EXERCISE AIM:
Scan the entries for "JSON". Every line that holds it is to be copied.

-------- RECORDS TO PROCESS --------

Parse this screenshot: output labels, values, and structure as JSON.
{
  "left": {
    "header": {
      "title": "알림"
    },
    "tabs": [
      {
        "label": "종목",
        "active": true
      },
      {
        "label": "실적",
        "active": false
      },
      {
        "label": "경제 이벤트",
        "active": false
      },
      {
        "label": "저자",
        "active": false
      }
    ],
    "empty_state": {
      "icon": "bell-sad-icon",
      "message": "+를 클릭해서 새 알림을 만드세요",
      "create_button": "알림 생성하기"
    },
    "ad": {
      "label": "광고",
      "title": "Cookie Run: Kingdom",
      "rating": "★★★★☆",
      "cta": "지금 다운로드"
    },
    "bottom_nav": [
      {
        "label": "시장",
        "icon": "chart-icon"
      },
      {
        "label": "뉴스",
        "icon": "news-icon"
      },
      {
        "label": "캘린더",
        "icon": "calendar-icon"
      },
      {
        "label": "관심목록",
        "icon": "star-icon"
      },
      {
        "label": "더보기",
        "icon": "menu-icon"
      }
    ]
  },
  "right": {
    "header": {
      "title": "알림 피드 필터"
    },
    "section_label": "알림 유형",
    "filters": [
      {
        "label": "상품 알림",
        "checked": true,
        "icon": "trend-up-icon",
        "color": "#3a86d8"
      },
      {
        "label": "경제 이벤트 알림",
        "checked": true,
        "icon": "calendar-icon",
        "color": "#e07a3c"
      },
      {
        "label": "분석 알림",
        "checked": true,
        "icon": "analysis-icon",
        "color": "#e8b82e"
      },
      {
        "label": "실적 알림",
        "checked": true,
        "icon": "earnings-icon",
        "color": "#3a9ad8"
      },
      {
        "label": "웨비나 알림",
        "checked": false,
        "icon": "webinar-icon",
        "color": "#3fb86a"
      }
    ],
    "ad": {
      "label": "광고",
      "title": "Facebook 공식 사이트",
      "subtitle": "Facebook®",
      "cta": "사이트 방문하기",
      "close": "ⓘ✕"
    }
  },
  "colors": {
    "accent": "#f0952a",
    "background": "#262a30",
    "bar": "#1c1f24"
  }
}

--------
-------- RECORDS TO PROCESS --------

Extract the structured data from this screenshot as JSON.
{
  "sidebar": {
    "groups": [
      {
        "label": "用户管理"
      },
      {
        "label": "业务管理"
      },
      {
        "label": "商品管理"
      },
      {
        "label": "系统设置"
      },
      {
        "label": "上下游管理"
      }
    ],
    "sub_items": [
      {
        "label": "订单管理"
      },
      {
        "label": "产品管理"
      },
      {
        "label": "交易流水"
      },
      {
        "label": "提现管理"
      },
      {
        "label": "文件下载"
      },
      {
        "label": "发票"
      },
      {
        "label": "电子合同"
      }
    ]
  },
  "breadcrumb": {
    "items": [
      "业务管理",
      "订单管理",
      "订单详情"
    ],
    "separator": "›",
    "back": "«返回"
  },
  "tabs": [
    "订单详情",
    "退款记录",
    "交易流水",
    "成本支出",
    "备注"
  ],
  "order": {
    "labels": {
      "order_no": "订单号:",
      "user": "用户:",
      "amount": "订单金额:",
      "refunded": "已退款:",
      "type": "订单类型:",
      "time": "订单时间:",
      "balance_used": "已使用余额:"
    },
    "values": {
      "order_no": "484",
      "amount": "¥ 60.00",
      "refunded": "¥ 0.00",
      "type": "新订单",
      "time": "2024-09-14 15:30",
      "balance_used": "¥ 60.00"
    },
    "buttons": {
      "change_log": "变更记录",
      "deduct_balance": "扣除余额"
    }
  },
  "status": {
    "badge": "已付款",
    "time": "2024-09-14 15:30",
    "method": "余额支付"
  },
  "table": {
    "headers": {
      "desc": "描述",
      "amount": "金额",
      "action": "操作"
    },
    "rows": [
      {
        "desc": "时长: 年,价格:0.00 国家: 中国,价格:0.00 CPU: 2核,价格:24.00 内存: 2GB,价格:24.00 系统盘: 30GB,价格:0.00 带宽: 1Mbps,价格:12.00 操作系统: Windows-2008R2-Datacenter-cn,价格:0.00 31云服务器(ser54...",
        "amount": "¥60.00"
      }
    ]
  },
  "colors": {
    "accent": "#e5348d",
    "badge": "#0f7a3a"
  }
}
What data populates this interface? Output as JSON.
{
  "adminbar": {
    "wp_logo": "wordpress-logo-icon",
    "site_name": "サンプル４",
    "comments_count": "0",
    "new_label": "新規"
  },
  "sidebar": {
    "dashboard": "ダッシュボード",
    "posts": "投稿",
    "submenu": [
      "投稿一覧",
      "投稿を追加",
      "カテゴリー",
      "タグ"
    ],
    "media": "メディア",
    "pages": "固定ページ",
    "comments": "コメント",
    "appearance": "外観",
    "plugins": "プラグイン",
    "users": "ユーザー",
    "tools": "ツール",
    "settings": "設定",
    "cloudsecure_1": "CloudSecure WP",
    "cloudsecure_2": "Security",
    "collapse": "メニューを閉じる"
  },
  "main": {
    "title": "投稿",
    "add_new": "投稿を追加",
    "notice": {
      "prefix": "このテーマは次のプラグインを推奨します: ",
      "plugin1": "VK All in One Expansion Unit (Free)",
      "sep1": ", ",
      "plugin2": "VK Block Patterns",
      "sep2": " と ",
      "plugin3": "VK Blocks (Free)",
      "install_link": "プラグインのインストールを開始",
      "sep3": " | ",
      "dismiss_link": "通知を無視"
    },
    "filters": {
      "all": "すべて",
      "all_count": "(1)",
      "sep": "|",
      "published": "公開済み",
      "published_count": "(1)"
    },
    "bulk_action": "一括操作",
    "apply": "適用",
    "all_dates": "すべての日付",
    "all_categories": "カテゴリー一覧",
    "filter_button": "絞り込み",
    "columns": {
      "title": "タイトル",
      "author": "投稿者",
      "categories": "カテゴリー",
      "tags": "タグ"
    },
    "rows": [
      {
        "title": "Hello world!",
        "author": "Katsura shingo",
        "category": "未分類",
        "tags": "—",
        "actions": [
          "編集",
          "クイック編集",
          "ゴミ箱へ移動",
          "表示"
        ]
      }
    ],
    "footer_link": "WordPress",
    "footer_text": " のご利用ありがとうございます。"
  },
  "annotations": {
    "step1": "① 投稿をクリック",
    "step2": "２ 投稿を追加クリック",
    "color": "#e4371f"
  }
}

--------
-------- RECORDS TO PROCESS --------

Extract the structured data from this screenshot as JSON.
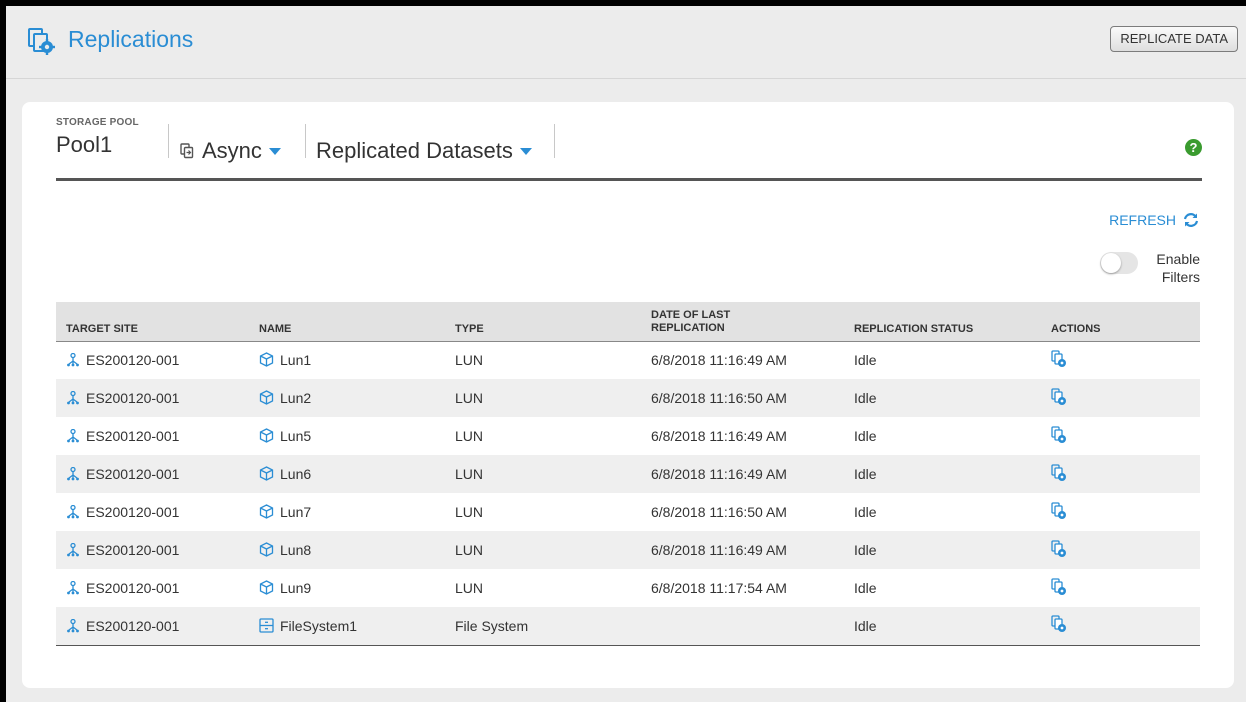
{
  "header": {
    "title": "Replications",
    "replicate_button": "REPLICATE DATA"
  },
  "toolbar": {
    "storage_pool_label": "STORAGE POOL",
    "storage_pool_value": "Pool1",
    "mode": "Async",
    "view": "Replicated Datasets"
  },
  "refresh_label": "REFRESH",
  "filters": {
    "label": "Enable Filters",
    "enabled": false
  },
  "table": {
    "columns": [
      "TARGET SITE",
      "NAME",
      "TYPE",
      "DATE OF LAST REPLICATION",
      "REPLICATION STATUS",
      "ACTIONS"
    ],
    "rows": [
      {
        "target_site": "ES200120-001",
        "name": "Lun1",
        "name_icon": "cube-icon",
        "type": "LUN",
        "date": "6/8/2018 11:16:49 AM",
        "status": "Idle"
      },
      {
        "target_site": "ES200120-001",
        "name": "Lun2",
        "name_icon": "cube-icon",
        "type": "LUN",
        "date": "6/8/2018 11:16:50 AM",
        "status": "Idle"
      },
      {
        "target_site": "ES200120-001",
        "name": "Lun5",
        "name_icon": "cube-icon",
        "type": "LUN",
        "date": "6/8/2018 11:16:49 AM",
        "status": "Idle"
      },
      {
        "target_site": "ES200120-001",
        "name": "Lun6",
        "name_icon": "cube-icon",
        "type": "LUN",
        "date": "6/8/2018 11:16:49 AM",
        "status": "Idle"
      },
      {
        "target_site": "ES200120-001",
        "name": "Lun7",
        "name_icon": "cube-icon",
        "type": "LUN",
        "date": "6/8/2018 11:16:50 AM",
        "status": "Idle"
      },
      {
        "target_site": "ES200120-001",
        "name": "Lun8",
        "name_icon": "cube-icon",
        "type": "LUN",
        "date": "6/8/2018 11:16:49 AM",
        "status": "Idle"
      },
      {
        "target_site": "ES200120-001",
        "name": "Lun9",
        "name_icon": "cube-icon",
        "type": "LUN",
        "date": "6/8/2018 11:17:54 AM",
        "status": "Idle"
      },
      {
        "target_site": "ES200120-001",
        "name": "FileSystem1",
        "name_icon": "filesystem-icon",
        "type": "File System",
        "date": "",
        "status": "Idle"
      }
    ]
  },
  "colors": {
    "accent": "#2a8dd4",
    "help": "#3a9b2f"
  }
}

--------

SOLUTION BELOW:
Parse this screenshot: output labels, values, and structure as JSON.
Extract the structured data from this screenshot as JSON.
What data populates this interface? Output as JSON.
Extract the structured data from this screenshot as JSON.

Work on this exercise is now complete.